[Provided information Boundary: Start]
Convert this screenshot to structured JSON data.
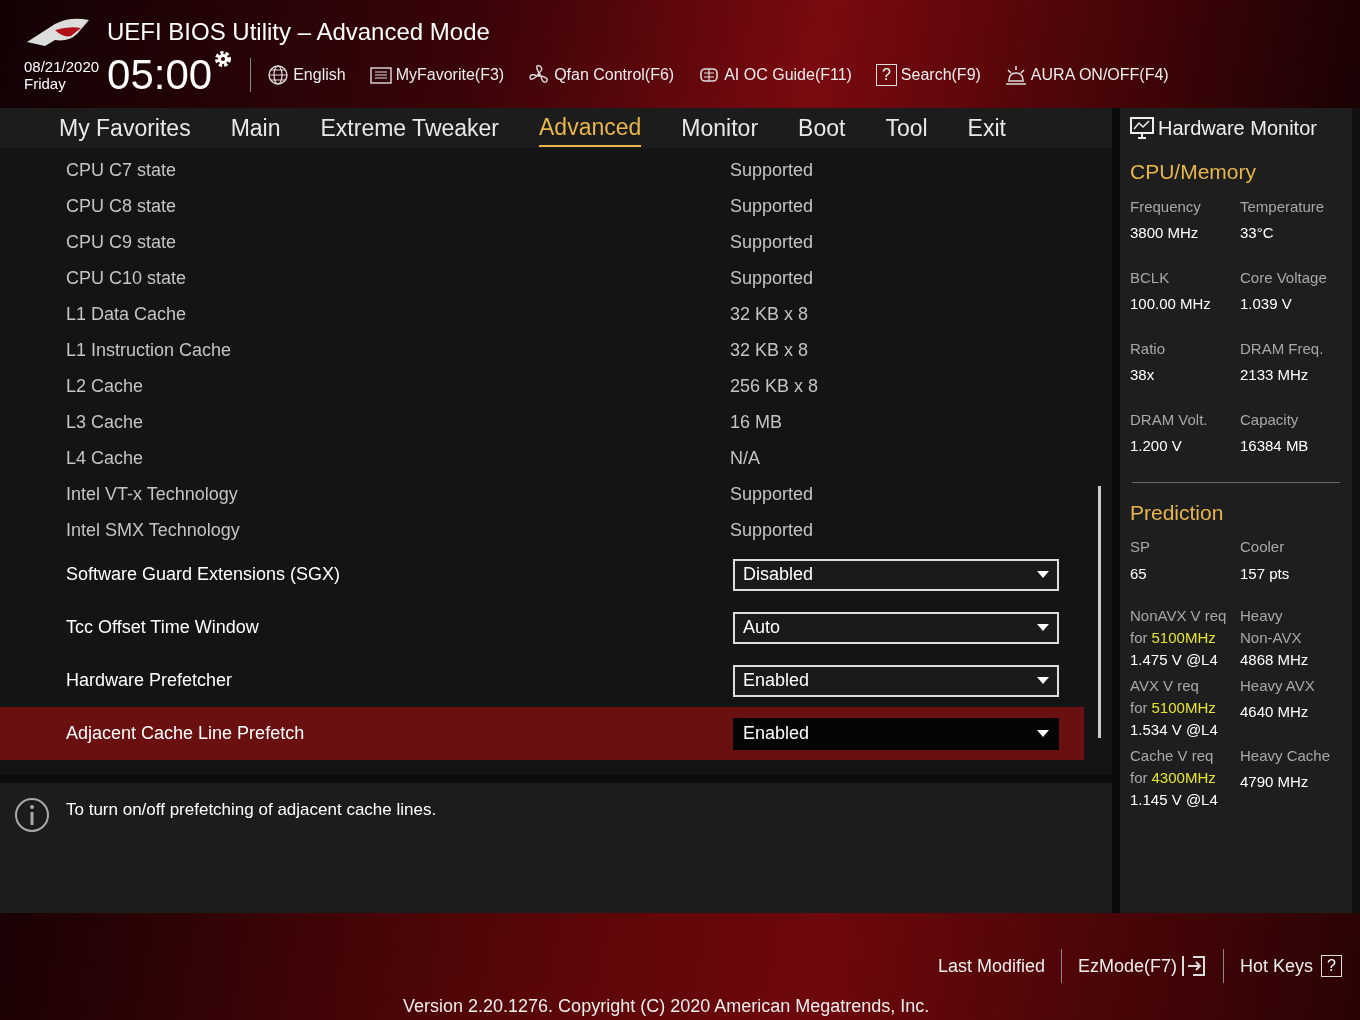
{
  "header": {
    "title": "UEFI BIOS Utility – Advanced Mode",
    "date": "08/21/2020",
    "day": "Friday",
    "time": "05:00",
    "tools": [
      {
        "kind": "globe",
        "label": "English"
      },
      {
        "kind": "favorite",
        "label": "MyFavorite(F3)"
      },
      {
        "kind": "fan",
        "label": "Qfan Control(F6)"
      },
      {
        "kind": "chip",
        "label": "AI OC Guide(F11)"
      },
      {
        "kind": "search",
        "label": "Search(F9)",
        "glyph": "?"
      },
      {
        "kind": "aura",
        "label": "AURA ON/OFF(F4)"
      }
    ]
  },
  "tabs": [
    {
      "label": "My Favorites",
      "selected": false
    },
    {
      "label": "Main",
      "selected": false
    },
    {
      "label": "Extreme Tweaker",
      "selected": false
    },
    {
      "label": "Advanced",
      "selected": true
    },
    {
      "label": "Monitor",
      "selected": false
    },
    {
      "label": "Boot",
      "selected": false
    },
    {
      "label": "Tool",
      "selected": false
    },
    {
      "label": "Exit",
      "selected": false
    }
  ],
  "settings": [
    {
      "kind": "info",
      "label": "CPU C7 state",
      "value": "Supported"
    },
    {
      "kind": "info",
      "label": "CPU C8 state",
      "value": "Supported"
    },
    {
      "kind": "info",
      "label": "CPU C9 state",
      "value": "Supported"
    },
    {
      "kind": "info",
      "label": "CPU C10 state",
      "value": "Supported"
    },
    {
      "kind": "info",
      "label": "L1 Data Cache",
      "value": "32 KB x 8"
    },
    {
      "kind": "info",
      "label": "L1 Instruction Cache",
      "value": "32 KB x 8"
    },
    {
      "kind": "info",
      "label": "L2 Cache",
      "value": "256 KB x 8"
    },
    {
      "kind": "info",
      "label": "L3 Cache",
      "value": "16 MB"
    },
    {
      "kind": "info",
      "label": "L4 Cache",
      "value": "N/A"
    },
    {
      "kind": "info",
      "label": "Intel VT-x Technology",
      "value": "Supported"
    },
    {
      "kind": "info",
      "label": "Intel SMX Technology",
      "value": "Supported"
    },
    {
      "kind": "dropdown",
      "label": "Software Guard Extensions (SGX)",
      "value": "Disabled",
      "selected": false
    },
    {
      "kind": "dropdown",
      "label": "Tcc Offset Time Window",
      "value": "Auto",
      "selected": false
    },
    {
      "kind": "dropdown",
      "label": "Hardware Prefetcher",
      "value": "Enabled",
      "selected": false
    },
    {
      "kind": "dropdown",
      "label": "Adjacent Cache Line Prefetch",
      "value": "Enabled",
      "selected": true
    }
  ],
  "help": {
    "text": "To turn on/off prefetching of adjacent cache lines."
  },
  "hardware_monitor": {
    "title": "Hardware Monitor",
    "cpu_memory": {
      "title": "CPU/Memory",
      "items": [
        {
          "label": "Frequency",
          "value": "3800 MHz"
        },
        {
          "label": "Temperature",
          "value": "33°C"
        },
        {
          "label": "BCLK",
          "value": "100.00 MHz"
        },
        {
          "label": "Core Voltage",
          "value": "1.039 V"
        },
        {
          "label": "Ratio",
          "value": "38x"
        },
        {
          "label": "DRAM Freq.",
          "value": "2133 MHz"
        },
        {
          "label": "DRAM Volt.",
          "value": "1.200 V"
        },
        {
          "label": "Capacity",
          "value": "16384 MB"
        }
      ]
    },
    "prediction": {
      "title": "Prediction",
      "sp": {
        "label": "SP",
        "value": "65"
      },
      "cooler": {
        "label": "Cooler",
        "value": "157 pts"
      },
      "rows": [
        {
          "req": "NonAVX V req",
          "for": "for",
          "target": "5100MHz",
          "req_value": "1.475 V @L4",
          "heavy_lines": [
            "Heavy",
            "Non-AVX"
          ],
          "heavy_value": "4868 MHz"
        },
        {
          "req": "AVX V req",
          "for": "for",
          "target": "5100MHz",
          "req_value": "1.534 V @L4",
          "heavy_lines": [
            "Heavy AVX"
          ],
          "heavy_value": "4640 MHz"
        },
        {
          "req": "Cache V req",
          "for": "for",
          "target": "4300MHz",
          "req_value": "1.145 V @L4",
          "heavy_lines": [
            "Heavy Cache"
          ],
          "heavy_value": "4790 MHz"
        }
      ]
    }
  },
  "footer": {
    "last_modified": "Last Modified",
    "ezmode": "EzMode(F7)",
    "hotkeys": "Hot Keys",
    "hotkeys_glyph": "?",
    "version": "Version 2.20.1276. Copyright (C) 2020 American Megatrends, Inc."
  }
}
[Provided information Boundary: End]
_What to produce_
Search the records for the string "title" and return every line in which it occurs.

_Response area_
    "title": "UEFI BIOS Utility – Advanced Mode",
    "title": "Hardware Monitor",
      "title": "CPU/Memory",
      "title": "Prediction",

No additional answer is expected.